▸ **Dataset**:
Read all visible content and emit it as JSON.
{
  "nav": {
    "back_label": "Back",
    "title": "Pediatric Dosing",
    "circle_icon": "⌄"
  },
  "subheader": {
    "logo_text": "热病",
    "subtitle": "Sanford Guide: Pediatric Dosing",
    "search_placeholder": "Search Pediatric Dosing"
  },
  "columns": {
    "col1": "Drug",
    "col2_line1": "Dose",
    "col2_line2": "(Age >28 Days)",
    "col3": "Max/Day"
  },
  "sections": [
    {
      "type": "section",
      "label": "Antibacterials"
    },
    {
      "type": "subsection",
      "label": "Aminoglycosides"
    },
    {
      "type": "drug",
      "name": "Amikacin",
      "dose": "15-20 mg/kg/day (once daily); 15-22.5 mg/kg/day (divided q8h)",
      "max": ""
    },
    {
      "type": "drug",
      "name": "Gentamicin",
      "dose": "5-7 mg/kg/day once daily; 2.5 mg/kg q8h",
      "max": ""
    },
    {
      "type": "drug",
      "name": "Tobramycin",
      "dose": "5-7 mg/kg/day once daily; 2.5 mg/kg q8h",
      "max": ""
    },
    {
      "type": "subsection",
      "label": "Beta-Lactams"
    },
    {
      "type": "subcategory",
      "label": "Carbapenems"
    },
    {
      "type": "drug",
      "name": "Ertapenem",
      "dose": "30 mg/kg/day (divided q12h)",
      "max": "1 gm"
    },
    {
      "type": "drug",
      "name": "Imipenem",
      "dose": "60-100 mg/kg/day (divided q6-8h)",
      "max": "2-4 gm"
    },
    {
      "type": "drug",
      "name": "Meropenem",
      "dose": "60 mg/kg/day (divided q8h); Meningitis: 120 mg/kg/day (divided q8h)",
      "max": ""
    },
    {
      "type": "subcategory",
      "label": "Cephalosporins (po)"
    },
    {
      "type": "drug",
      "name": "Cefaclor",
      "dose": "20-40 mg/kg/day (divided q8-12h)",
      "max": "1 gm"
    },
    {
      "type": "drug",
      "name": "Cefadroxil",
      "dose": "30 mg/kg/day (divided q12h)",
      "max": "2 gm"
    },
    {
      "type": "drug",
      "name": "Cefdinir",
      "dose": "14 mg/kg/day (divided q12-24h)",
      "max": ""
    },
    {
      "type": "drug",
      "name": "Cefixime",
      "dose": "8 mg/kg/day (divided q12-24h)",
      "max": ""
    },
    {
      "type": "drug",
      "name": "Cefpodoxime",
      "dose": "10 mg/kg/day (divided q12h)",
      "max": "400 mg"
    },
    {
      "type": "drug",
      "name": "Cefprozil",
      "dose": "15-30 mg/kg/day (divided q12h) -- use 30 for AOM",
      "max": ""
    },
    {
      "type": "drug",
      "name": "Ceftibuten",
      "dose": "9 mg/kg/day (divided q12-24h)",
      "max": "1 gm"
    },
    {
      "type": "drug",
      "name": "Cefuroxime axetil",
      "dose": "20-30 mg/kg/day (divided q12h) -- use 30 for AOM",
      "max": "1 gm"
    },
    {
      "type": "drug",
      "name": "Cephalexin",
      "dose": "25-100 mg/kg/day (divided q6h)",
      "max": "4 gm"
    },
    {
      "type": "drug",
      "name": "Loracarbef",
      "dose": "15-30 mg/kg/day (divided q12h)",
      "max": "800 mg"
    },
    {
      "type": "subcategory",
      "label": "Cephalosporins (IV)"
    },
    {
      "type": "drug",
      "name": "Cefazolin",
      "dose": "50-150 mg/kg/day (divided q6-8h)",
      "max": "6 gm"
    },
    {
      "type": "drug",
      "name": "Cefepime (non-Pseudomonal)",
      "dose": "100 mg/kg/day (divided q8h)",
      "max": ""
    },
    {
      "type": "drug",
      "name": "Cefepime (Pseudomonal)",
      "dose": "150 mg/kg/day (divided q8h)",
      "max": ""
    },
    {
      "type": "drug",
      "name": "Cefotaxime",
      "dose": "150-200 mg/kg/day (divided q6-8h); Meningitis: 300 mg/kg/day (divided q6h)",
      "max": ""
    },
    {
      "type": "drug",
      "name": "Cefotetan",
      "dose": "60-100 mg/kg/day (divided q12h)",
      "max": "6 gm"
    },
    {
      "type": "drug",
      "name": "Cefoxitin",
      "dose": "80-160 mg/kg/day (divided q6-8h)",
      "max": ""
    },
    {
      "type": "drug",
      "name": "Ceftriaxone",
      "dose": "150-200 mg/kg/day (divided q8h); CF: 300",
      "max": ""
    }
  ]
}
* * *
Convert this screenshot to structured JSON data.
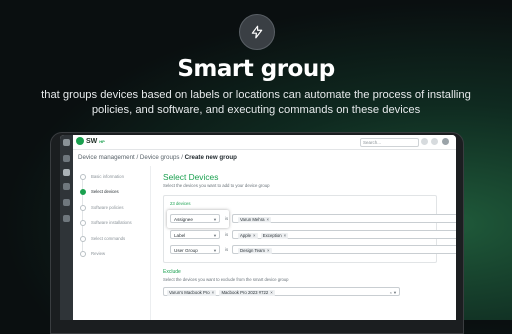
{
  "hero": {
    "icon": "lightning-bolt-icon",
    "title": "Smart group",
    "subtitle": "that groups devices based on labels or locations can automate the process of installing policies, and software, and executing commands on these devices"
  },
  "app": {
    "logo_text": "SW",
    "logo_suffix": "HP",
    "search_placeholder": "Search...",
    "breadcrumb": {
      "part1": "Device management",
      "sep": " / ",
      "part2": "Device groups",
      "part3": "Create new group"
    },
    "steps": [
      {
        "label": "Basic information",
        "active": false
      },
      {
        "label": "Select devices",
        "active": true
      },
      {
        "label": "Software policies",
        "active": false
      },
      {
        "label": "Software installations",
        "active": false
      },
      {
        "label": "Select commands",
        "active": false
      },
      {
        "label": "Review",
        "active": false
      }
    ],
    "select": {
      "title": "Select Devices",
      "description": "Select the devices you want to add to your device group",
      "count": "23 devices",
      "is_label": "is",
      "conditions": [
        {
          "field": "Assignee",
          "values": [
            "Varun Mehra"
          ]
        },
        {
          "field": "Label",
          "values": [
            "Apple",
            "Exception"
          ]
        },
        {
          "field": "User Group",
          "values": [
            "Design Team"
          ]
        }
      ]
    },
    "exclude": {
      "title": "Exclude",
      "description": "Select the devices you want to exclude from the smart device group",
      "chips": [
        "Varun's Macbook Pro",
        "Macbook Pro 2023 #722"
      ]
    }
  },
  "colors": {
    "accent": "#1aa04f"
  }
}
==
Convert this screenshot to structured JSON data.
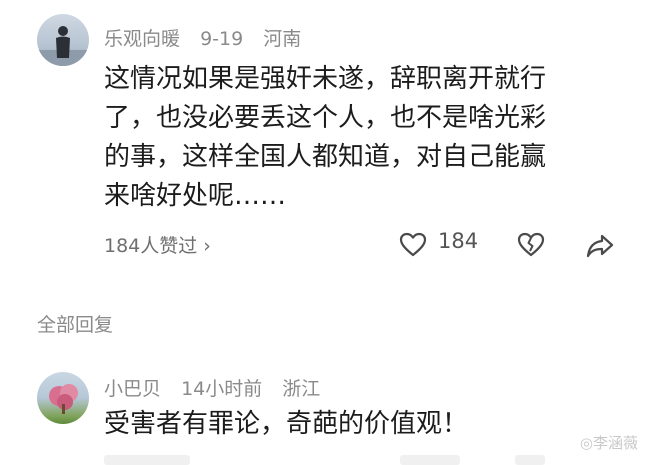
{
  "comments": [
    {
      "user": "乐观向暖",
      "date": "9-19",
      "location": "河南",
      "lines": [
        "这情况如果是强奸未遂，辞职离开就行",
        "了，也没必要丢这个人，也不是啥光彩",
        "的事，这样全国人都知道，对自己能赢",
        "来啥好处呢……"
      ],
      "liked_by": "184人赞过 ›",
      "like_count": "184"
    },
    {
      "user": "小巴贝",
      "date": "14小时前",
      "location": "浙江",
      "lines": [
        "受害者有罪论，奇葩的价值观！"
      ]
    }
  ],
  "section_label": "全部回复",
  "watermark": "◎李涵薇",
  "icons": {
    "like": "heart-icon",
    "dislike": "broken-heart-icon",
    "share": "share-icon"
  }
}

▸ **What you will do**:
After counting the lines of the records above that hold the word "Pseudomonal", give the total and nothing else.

▸ **Written solution**:
2